Friday, August 26, 2011

Chilean Economic model: The social cost of oligopoly (I)
In recent months, Chilean society has been stressed with street demonstration . Why?. Lets try some explanation.When the “Chilean Model” started out 36 year ago, it was based upon a free market economy, with the private sector on the lead to support economic growth and wealth creation, and the state playing a complementary role with the private sector and focusing on public policies related to poverty reduction . The results are impressive. In 2010, Chile became an OECD member. It has reduced poverty from 40% in 1990 to 14 % (roughly)in the year 2009, income per capita has grown in the same period from USS 4000 up to USS16000(ppp),and the current expectation is to reach a developed country status in the year 2018.On the other side ,it is the inequality issue with the Gini coefficient(GC) in 55, which of course is far from the OECD level, which has an average of 32 (GC). Besides, beyond statistics outcomes, there are clear signals of oligopoly in Economic, Political and social areas. The first implications is that those results(poverty , income per capita and inequality index) could have been much better, whether a real free market economics would have prevailed all along.
Economics analyzes oligopoly as a market failure, because it means competition among the few, which imply welfare losses due to higher prices ,lower employment and productivity than other market arrangement. Oligopoly might lead to collusive action to maximize the outcome of those within the oligopoly area, given that it is easier to coordinate a few. Thus, the “Chilean model” has become a structural oligopoly far from the desired competitive market model set in the seventies.

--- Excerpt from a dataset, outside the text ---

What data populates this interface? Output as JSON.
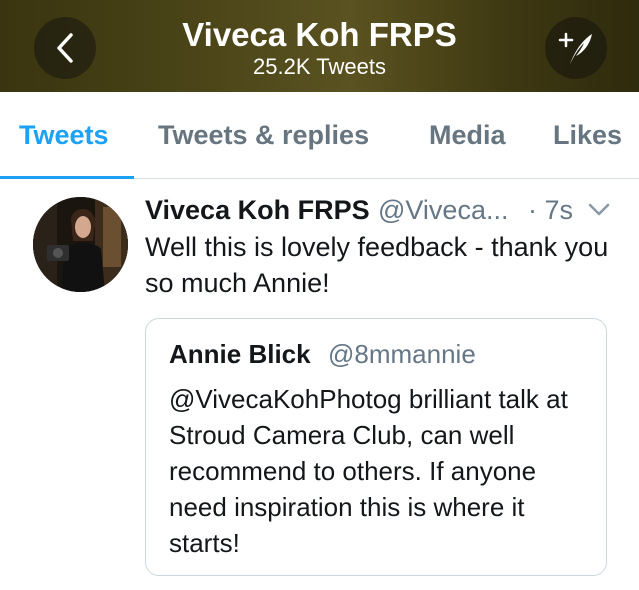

Let get to the specific:
The areas of insurance, banking, retirement fund, retail , private health, beverages, air and load transportation are all oligopoly, although there has been a steady improvement in the institutional framework to deal with its consequences. The social oligopoly arises due to the high level of social segmentation (according to PISA index of Social segmentation(2006), Chile has an index of 52 , while Argentina has 39).This social oligopoly implies that the best of any opportunities, goes to just a few .Thus, the gap between the lowest income and the highest 10% income level in Chile is 46 to1!.(more so if we compare the 5% range ). In the banking industry for instance, the wage gap between the top and the bottom managers has reached 43 to 1 . A recent OECD research, has found that Chilean education is among the more expensive of the world, while its quality levels goes below international standard.( PISA achievement has not been on the top 30%).
The political oligopoly arises, from the fact that democratic elections with the exception of presidential one, do not represent the voters preferences, but the ones of those who designed the process specially aimed to protect the election of those supposedly to be icons of stability and governance. As a result, on any side of political spectrum, just a select group can have the access of being part of democratic game, because as long as they become a “brand”, the electoral system assure them what it is left to be elected.